The term 'sadism' was popularised by psychiatrist Richard von Krafft-Ebing in 1886 and stems from the writings of the Marquis de Sade (de Sade's writing style had been referred to as "le sadisme" for years, Krafft-Ebing was the first to use the term in a clinical manner).
While clinically sadism is counted as a disorder and a sexual perversion, we often use the term in our day-to-day parlance to describe a person who loves to hurt someone emotionally. This could be for any reason, from disagreement on a belief to having suffered pain (physical or emotional) at the hands of someone else. And by this definition, there is innate sadism in all of us. We wouldn’t like to accept it openly, but in the deep recesses of our mind, we may often be surprised to see how much we love to see our enemies in pain. Many good people, in defending their deeply felt beliefs, cross the line of reason and perpetrate emotional if not physical violence to others. The dark forces in human nature are close to the surface, and the smallest thing can trigger them unless we remain conscious of the dangers. The urge to defend our opinion is natural. And defence too easily turns into attack.
Psychologists say that such an emotion is "normal," often a product of jealousy and insecurity. According to consultant psychiatrist Puneet Dwevedi, "this streak emanates from our inability to handle pain which in turn fuels the urge to see others in similar pain.’’ The mature way of handling pain would be to absorb it, strengthen the inner spirit to deal with further adversities and move on.
But the average person tends to take a less noble route – by taking out their frustrations on people less powerful. Raghav Munshi, a software professional in Delhi claims that his boss fits the bill of such a "everyday sadist". To prove his claim he cites an example. "I was running fever and yet I turned up at office to finish off some pending work and my boss despite seeing my sorry state kept on giving me more work."
According to clinical psychologist Rakhi Anand who works at VIMHANS, Delhi, such people suffer from deep-rooted anxieties and complexes. "Such people are often found to have suffered from some kind of pain, trauma or abuse during childhood. As a result they don’t feel guilty for spoiling someone else’s happiness," says Anand. The underlying logic being that if you are unhappy in life, anyone else also ought to be.
True sadists enjoy inflicting pain. The fact that their victim is enslaved to their whim and fancies gives them a great high. Psychologists say that while sadism is a very commonly observed disorder, unfortunately there hasn’t been much research on the subject. "We don’t know facts like the incidence of the disorder or if is it more prevalent in certain age groups," says Dr Madhumati Singh, psychologist with NGO Samvedna. Though one thing is sure that it is not caused by any chemical imbalance in the body but due to factors in the immediate environment of the person. The typical characteristics of such a person would be suffering from a number of complexes, inability to trust anyone, tendency to blame others and a string of unsuccessful relationships. And it’s surprising to see how commonly this streak is found in any given set of people. According to Anand, people who criticise a lot, speak out their minds without considering the sensitivities of people around him…all suffer from certain degrees of sadism. According to experts, critics and journalists are two popular professions that thrive on their sadistic approach. "Critics love to rip apart works that have taken people year’s to accomplish, it stems from the critic’s own inferiority complex and criticising other people — justifiably or unjustifiably — gives a them a false sense of power that eventually gives a vent to their own anxieties," says Anand.
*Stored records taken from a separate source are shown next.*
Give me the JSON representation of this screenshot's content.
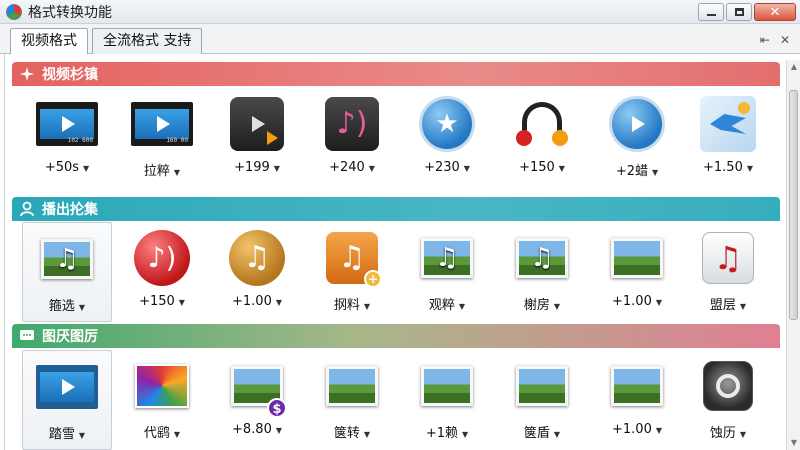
{
  "window": {
    "title": "格式转换功能",
    "close_glyph": "✕"
  },
  "tabs": [
    {
      "label": "视频格式",
      "active": true
    },
    {
      "label": "全流格式 支持",
      "active": false
    }
  ],
  "tab_controls": {
    "pin": "⇤",
    "close": "✕"
  },
  "sections": [
    {
      "title": "视频杉镇",
      "icon": "sparkle-icon",
      "color": "#e4625f",
      "items": [
        {
          "label": "+50s",
          "icon": "film-video-icon",
          "film_text": "102 600"
        },
        {
          "label": "拉粹",
          "icon": "film-video-icon",
          "film_text": "160 00"
        },
        {
          "label": "+199",
          "icon": "media-player-icon"
        },
        {
          "label": "+240",
          "icon": "music-waves-icon"
        },
        {
          "label": "+230",
          "icon": "star-badge-icon"
        },
        {
          "label": "+150",
          "icon": "headphones-icon"
        },
        {
          "label": "+2蜡",
          "icon": "play-circle-icon"
        },
        {
          "label": "+1.50",
          "icon": "bird-icon"
        }
      ]
    },
    {
      "title": "播出抡集",
      "icon": "audio-person-icon",
      "color": "#2aa7b8",
      "items": [
        {
          "label": "箍选",
          "icon": "music-photo-icon",
          "selected": true
        },
        {
          "label": "+150",
          "icon": "music-red-circle-icon"
        },
        {
          "label": "+1.00",
          "icon": "music-gold-circle-icon"
        },
        {
          "label": "㧏料",
          "icon": "music-orange-plus-icon"
        },
        {
          "label": "观粹",
          "icon": "music-landscape-icon"
        },
        {
          "label": "榭房",
          "icon": "music-landscape-icon"
        },
        {
          "label": "+1.00",
          "icon": "photo-stack-icon"
        },
        {
          "label": "盟层",
          "icon": "music-note-tile-icon"
        }
      ]
    },
    {
      "title": "图厌图厉",
      "icon": "image-chat-icon",
      "color": "#3fa96c",
      "items": [
        {
          "label": "踏雪",
          "icon": "play-square-icon",
          "selected": true
        },
        {
          "label": "代鹞",
          "icon": "colorful-photo-icon"
        },
        {
          "label": "+8.80",
          "icon": "photo-dollar-icon"
        },
        {
          "label": "箧转",
          "icon": "landscape-photo-icon"
        },
        {
          "label": "+1赖",
          "icon": "landscape-photo-icon"
        },
        {
          "label": "箧盾",
          "icon": "landscape-photo-icon"
        },
        {
          "label": "+1.00",
          "icon": "landscape-photo-icon"
        },
        {
          "label": "蚀历",
          "icon": "speaker-icon"
        }
      ]
    }
  ]
}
Another identifying feature of people with a sadist streak is their faulty coping mechanism. When face-to-face with an adverse situation a sadist tends to hide his/her resentment and anxiety and let them linger. And these anxieties find a vent when the person sees someone else undergoing similar trouble or pain. The ideal way out would be to identify the source of the problem and deal with it directly and openly rather than nursing a grudge against a person/thing.
Happiness has many a fountainhead, both good and bad. In the end it just depends on which you let flow.